▸ What to do: From the entries that follow, copy each line containing the word "vibrate".
^^^^^^^^
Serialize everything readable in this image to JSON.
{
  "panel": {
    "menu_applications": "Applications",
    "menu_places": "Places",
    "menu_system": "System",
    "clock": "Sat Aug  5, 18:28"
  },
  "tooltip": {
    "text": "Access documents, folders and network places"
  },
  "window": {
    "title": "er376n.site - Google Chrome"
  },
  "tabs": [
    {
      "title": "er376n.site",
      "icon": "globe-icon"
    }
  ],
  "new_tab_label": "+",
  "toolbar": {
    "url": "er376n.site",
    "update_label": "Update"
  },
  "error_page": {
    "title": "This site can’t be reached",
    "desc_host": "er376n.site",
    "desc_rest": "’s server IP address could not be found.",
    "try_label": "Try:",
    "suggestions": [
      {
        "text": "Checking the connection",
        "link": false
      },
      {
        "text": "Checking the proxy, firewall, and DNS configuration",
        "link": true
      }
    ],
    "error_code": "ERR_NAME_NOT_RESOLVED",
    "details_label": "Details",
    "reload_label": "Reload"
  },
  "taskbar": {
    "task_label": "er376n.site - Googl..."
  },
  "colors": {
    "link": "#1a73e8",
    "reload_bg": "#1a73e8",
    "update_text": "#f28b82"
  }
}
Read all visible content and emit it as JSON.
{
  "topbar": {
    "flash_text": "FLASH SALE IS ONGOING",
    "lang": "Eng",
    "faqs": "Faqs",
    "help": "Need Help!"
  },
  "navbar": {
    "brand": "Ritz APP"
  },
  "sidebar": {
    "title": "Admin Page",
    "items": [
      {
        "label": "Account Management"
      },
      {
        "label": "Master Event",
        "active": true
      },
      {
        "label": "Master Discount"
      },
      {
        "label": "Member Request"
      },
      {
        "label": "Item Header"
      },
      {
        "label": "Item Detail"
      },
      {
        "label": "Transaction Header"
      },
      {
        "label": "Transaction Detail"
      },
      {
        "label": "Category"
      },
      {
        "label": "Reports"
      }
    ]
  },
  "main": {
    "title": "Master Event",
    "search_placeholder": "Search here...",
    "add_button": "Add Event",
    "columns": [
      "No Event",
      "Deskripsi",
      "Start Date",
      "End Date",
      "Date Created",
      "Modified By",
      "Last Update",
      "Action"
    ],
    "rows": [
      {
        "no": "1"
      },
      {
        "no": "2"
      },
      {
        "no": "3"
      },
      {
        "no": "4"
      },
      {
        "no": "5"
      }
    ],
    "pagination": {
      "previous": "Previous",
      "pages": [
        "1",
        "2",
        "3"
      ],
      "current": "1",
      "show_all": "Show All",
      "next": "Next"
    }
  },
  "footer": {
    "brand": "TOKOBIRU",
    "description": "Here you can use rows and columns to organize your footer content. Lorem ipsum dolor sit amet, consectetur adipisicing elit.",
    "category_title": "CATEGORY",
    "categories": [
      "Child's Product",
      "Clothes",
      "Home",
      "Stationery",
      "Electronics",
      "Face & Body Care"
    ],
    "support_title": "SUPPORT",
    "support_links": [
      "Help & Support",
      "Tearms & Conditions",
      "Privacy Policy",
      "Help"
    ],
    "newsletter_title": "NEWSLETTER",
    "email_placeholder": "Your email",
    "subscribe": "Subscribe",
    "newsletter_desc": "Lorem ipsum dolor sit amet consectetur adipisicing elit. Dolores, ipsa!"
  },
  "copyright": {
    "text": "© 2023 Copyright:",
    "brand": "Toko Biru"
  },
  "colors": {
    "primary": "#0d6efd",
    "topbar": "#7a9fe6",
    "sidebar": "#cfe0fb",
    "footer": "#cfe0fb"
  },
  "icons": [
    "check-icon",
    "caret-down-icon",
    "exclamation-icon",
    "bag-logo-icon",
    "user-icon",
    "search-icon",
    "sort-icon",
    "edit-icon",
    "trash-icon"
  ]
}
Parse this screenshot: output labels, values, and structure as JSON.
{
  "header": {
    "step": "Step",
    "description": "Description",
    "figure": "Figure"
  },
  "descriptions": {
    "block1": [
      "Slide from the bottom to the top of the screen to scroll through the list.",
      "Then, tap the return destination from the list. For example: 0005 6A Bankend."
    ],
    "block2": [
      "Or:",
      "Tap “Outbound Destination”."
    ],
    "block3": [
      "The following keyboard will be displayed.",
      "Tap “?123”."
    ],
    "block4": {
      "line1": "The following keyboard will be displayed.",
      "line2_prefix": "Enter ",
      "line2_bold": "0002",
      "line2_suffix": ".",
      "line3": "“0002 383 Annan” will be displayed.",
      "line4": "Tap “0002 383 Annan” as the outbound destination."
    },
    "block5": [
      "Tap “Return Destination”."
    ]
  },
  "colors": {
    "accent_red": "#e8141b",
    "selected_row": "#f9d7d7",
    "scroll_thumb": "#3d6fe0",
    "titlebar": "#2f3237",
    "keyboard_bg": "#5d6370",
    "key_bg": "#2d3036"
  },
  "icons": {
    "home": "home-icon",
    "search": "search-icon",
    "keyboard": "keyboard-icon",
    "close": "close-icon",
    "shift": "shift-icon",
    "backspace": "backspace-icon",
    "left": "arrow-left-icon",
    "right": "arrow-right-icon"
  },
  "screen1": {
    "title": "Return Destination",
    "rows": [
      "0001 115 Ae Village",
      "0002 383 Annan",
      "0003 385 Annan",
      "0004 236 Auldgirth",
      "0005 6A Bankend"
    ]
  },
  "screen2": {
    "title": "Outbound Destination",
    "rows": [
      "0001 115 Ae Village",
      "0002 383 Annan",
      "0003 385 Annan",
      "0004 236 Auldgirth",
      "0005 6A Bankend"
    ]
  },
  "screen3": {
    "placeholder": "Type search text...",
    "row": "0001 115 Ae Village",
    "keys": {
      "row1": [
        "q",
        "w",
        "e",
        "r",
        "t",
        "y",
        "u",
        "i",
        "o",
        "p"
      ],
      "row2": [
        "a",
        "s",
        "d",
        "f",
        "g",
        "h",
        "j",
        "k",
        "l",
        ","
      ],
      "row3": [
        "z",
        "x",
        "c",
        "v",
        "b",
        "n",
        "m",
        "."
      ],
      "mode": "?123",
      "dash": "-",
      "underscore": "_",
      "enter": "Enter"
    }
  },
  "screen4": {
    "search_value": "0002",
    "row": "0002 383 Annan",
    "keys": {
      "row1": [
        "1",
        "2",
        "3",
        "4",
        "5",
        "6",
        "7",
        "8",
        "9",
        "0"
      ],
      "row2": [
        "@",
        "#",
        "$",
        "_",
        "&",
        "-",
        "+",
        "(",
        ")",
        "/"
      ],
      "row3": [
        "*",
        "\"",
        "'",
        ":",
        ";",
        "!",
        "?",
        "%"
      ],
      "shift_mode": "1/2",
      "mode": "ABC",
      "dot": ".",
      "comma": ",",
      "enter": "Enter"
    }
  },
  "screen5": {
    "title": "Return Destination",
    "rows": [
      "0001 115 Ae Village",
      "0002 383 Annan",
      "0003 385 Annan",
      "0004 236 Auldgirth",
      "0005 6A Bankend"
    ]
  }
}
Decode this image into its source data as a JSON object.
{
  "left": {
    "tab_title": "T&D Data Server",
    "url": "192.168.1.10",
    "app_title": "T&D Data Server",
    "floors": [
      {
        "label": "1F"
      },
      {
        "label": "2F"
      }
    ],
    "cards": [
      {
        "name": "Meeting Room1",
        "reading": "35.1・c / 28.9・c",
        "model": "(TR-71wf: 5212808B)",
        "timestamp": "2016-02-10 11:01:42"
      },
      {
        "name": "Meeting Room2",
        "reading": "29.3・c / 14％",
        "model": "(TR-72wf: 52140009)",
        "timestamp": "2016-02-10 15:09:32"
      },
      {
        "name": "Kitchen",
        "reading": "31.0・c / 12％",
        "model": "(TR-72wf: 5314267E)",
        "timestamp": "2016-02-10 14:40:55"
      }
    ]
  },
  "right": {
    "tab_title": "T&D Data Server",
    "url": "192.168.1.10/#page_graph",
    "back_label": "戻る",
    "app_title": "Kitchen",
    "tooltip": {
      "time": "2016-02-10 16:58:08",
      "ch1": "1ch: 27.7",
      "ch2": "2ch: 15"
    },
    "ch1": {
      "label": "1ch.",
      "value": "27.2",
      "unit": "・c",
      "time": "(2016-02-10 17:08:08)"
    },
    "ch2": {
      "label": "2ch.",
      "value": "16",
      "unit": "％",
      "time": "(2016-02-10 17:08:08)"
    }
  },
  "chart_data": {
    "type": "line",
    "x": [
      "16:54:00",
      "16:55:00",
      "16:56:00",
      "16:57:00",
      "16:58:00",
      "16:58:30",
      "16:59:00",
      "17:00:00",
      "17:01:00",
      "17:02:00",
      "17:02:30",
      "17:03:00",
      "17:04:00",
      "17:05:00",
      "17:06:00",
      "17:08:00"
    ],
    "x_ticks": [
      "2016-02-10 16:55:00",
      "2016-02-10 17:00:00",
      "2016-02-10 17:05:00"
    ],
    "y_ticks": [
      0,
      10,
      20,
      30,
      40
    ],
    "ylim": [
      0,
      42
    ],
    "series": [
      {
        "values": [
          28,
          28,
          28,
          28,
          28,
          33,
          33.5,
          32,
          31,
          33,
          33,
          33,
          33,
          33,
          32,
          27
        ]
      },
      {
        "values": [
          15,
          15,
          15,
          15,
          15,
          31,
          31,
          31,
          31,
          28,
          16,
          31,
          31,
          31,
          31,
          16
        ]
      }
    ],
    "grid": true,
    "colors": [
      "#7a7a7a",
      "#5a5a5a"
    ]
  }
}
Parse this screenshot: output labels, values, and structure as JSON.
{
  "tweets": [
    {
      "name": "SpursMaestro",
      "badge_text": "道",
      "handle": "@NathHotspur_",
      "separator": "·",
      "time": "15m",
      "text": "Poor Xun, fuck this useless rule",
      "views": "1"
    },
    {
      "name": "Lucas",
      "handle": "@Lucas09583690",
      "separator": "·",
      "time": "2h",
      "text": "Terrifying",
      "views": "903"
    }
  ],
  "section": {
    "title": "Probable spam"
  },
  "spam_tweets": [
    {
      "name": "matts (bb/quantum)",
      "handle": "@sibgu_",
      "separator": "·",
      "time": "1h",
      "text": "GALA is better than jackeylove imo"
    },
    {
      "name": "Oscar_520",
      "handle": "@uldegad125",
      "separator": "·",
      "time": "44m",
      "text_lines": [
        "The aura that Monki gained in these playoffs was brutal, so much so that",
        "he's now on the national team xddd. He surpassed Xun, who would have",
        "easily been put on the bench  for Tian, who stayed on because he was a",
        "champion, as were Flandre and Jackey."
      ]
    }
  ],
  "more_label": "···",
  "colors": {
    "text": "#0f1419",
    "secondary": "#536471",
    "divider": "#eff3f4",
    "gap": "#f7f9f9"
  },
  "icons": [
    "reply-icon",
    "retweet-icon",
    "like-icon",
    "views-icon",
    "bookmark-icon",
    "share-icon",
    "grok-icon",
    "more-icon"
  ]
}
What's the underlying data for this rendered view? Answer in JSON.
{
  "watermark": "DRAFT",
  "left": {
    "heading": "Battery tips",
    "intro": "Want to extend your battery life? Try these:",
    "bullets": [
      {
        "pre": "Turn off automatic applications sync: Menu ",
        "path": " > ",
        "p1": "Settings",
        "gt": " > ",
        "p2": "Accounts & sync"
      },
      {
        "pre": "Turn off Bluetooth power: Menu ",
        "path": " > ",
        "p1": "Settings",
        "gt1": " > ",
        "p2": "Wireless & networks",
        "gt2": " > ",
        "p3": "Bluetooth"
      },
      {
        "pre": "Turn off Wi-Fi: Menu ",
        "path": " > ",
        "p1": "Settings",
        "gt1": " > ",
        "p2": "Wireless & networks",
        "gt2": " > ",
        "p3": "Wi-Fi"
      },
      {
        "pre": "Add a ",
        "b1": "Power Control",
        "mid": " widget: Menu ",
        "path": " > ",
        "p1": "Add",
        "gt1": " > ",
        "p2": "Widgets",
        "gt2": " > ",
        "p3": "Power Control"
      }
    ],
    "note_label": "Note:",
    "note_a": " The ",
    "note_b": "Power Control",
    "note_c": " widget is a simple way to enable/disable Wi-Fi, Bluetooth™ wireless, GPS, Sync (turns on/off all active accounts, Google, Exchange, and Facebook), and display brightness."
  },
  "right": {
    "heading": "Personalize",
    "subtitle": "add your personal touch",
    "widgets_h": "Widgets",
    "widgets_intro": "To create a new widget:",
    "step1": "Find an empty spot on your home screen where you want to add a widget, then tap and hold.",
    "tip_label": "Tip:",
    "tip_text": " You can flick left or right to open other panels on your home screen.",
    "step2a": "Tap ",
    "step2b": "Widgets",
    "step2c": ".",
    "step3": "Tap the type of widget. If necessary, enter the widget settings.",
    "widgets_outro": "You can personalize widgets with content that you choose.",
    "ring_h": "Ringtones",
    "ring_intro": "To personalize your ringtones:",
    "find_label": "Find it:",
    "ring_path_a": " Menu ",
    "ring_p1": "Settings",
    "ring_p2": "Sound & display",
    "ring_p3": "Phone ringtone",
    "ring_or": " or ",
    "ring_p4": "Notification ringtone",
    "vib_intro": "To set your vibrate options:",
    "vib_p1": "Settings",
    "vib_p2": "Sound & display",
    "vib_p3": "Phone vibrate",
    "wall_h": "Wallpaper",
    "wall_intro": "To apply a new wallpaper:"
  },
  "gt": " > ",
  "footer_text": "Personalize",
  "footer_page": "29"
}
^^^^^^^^
▸ Result:
    "vib_intro": "To set your vibrate options:",
    "vib_p3": "Phone vibrate",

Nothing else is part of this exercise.